The Old America may be losing the numbers game. But they have one important thing going for them: intensity. They come out to vote in low-turnout Republican primaries like the one that brought down Cantor. In the 2012 general election, Cantor got reelected with nearly 223,000 votes. In this week’s Republican primary — where any registered voter could participate — turnout was barely 65,000.
“Don’t discount intensity,” Patrick McSweeney, general counsel of the Virginia GOP told the New York Times. “When you marry intensity with this media opportunity that we didn’t have 10 years ago, it’s powerful.”
Intensity of opposition, not numbers, is the reason why immigration reform may now be dead for the foreseeable future. A new poll by the Public Religion Research Institute and the Brookings Institution shows 62 percent of Americans in favor of allowing illegal immigrants to become U.S. citizens; 51 percent of Republicans agree. But David Brat, the victorious Tea Party candidate in Virginia, said on Fox News that illegal immigration was “the most symbolic issue that captures the differences between me and Eric Cantor.”

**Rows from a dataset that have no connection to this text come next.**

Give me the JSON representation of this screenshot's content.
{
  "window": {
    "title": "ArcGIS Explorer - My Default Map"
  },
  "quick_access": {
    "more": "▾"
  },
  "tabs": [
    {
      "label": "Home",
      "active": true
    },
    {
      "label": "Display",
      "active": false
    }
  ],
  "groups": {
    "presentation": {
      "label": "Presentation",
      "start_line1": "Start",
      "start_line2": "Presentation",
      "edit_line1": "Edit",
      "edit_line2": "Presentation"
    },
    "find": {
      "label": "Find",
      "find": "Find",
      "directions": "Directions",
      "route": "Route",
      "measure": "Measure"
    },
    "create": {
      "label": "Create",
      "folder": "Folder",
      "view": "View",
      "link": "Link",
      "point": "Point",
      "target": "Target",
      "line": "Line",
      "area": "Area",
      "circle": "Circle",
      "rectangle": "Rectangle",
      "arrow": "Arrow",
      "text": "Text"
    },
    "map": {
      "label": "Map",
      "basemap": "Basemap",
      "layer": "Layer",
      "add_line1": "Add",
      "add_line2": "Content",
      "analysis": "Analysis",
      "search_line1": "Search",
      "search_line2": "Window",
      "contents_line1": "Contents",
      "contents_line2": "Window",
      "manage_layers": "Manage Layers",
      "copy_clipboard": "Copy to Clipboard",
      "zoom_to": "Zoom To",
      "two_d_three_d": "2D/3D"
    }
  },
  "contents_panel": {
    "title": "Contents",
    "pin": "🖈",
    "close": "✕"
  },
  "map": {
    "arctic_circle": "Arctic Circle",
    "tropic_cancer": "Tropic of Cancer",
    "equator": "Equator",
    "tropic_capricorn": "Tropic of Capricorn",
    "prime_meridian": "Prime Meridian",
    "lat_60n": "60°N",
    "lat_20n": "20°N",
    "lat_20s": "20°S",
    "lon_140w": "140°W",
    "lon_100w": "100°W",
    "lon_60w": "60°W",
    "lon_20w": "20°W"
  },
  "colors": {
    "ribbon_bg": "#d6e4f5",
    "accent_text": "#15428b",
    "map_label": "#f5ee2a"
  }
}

Republicans know they stand little chance of winning the White House unless they do better with the rapidly growing Latino vote. But Republicans also know that supporting any kind of immigration reform will target them for defeat in a party primary. Tea Party supporters will turn out to vote against them for that reason alone. Many anti-illegal immigration activists are single-issue voters. They’re like the National Rifle Association on gun control. They control the debate because a single issue drives their vote.
In presidential elections, Democrats can rally their base and overwhelm Republicans with numbers, as they did in 2012. What rallies Democrats is fear. Fear that if a Republican wins the White House, the entire legacy of the Clinton and Obama presidencies will be obliterated.
In midterm elections, that doesn’t happen. The PRRI-Brookings survey shows why. The data reveal a very strong relationship: Groups that are the most supportive of Obama (Democrats, African-Americans, young voters, Latinos) are the least likely to say they intend to vote this year. The Old America — whites, conservatives, seniors, Republicans — are far more enthusiastic about voting.
If Republicans have the advantage in midterm elections and Democrats win presidential elections, the outcome is unavoidable: gridlock.
PHOTO (TOP): House Majority Leader Eric Cantor (R-Va) (L-R) and House Speaker John Boehner (R-Ohio) hold a news conference after a Republican Party caucus meeting on Capitol Hill in Washington, May 20, 2014. REUTERS/Jonathan Ernst
PHOTO (INSERT): President Barack Obama (L) sits alongside House Speaker John Boehner during the unveiling of a statue to honor civil rights activist Rosa Parks, in Statuary Hall in the Capitol in Washington, February 27, 2013. REUTERS/Jason Reed